[Dataset rows describing interfaces]
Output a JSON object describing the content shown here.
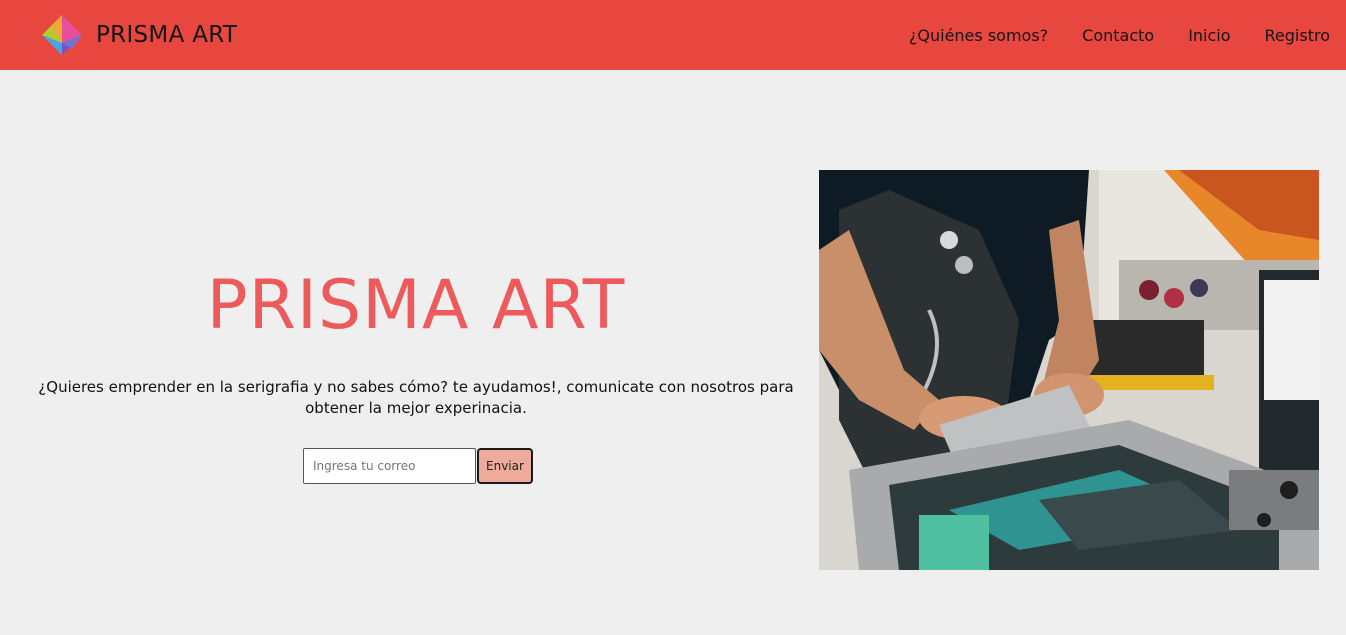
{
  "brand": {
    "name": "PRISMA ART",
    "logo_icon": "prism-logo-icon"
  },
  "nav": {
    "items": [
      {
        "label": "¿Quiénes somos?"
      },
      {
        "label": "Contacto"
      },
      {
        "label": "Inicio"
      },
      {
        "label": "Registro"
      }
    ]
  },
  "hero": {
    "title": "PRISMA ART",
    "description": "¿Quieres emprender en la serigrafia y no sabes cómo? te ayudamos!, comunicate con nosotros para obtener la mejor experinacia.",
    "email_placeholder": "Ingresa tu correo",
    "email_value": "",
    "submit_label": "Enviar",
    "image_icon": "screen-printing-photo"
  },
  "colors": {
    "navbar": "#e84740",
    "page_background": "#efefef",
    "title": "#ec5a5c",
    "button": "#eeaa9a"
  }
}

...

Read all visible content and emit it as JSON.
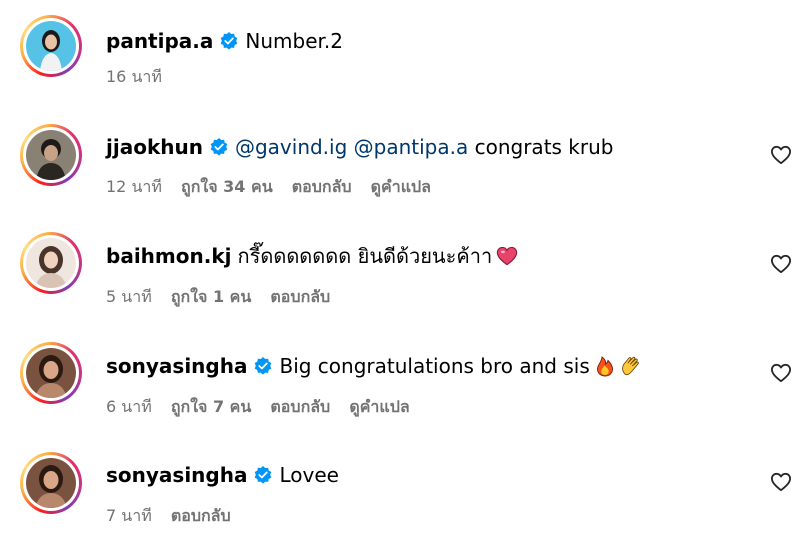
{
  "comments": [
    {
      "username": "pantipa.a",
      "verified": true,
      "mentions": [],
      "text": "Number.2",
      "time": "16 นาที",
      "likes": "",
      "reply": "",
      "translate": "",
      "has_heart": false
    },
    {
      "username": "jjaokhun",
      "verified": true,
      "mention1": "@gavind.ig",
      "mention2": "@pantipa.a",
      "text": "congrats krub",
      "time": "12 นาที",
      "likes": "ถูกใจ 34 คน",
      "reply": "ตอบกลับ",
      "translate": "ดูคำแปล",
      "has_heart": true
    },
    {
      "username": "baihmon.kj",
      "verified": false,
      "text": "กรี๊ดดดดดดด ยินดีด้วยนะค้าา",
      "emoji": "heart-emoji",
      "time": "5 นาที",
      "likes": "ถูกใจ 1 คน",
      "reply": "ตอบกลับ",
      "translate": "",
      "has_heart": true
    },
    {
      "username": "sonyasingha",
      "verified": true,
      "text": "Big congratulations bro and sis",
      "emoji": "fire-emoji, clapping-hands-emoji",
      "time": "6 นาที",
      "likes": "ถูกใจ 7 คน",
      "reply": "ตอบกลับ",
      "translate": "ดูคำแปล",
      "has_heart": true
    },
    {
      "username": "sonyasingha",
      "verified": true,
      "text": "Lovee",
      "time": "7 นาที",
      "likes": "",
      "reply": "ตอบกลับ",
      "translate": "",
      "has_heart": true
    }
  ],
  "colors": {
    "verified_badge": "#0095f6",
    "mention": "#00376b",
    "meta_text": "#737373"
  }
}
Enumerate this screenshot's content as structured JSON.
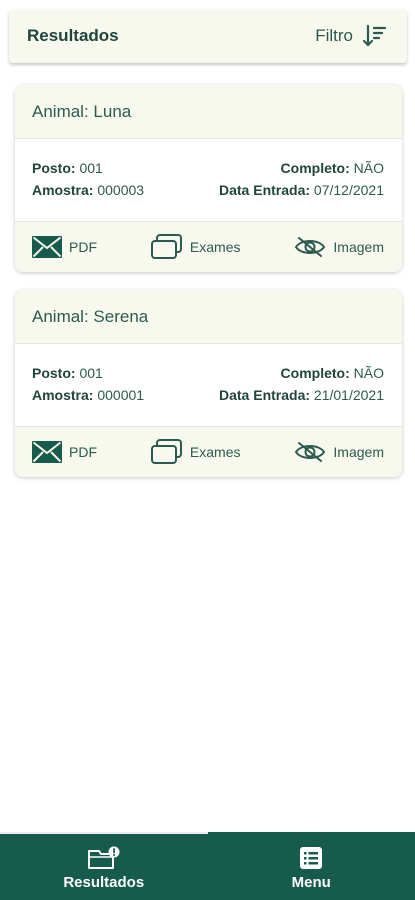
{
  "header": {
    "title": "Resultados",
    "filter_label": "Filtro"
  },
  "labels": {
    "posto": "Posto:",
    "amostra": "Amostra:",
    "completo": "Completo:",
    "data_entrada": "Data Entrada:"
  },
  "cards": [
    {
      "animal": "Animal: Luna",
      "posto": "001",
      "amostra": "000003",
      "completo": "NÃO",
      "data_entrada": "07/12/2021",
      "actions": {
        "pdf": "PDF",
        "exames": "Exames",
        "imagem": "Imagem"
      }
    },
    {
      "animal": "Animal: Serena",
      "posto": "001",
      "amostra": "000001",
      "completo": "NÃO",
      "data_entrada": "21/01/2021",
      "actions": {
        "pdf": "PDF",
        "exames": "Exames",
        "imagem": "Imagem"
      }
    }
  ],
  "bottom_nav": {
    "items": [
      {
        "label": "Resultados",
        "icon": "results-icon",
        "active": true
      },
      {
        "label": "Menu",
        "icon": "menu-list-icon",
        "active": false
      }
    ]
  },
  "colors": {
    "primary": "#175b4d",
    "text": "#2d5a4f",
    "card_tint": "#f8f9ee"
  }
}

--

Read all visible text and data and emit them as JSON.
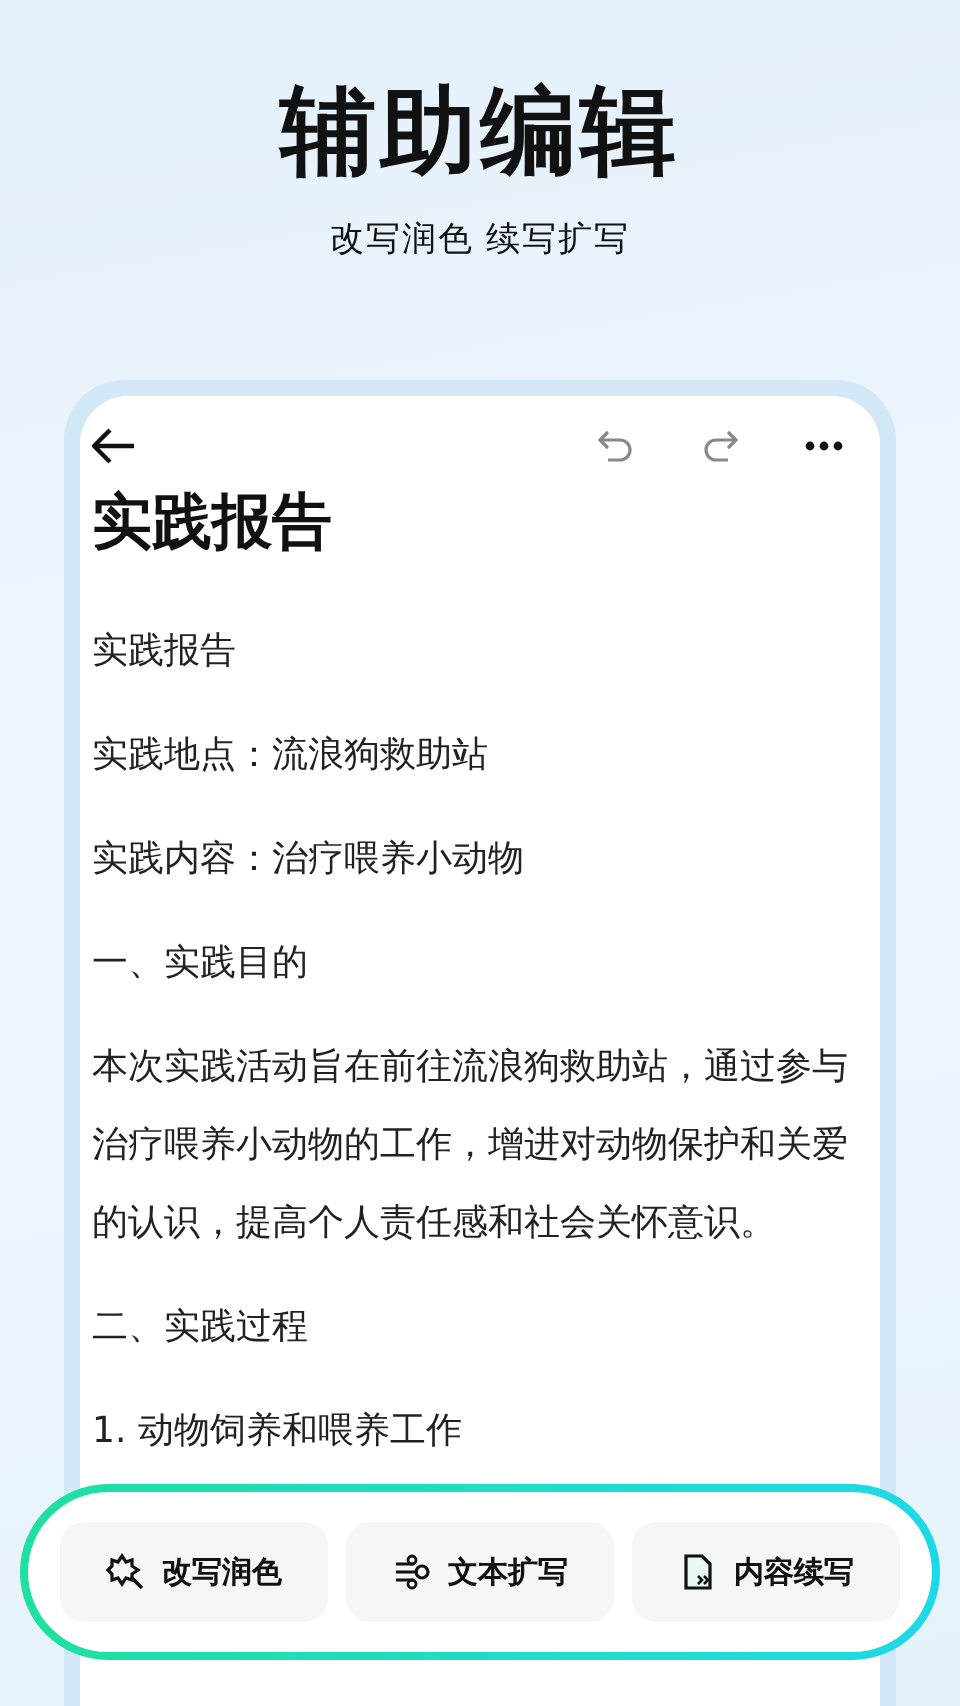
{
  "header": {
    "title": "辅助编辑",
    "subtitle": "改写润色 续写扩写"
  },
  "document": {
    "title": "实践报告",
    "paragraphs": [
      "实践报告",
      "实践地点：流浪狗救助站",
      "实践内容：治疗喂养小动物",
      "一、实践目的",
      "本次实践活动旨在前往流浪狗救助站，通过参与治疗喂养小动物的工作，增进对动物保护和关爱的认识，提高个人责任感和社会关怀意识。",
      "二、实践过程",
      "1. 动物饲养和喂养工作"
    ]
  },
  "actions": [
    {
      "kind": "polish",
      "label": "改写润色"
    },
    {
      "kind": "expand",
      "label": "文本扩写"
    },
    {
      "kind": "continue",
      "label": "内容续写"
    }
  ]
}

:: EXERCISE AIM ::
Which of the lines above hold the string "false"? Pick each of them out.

:: EXERCISE SOLUTION ::
      "has_heart": false
      "verified": false,
        "active": false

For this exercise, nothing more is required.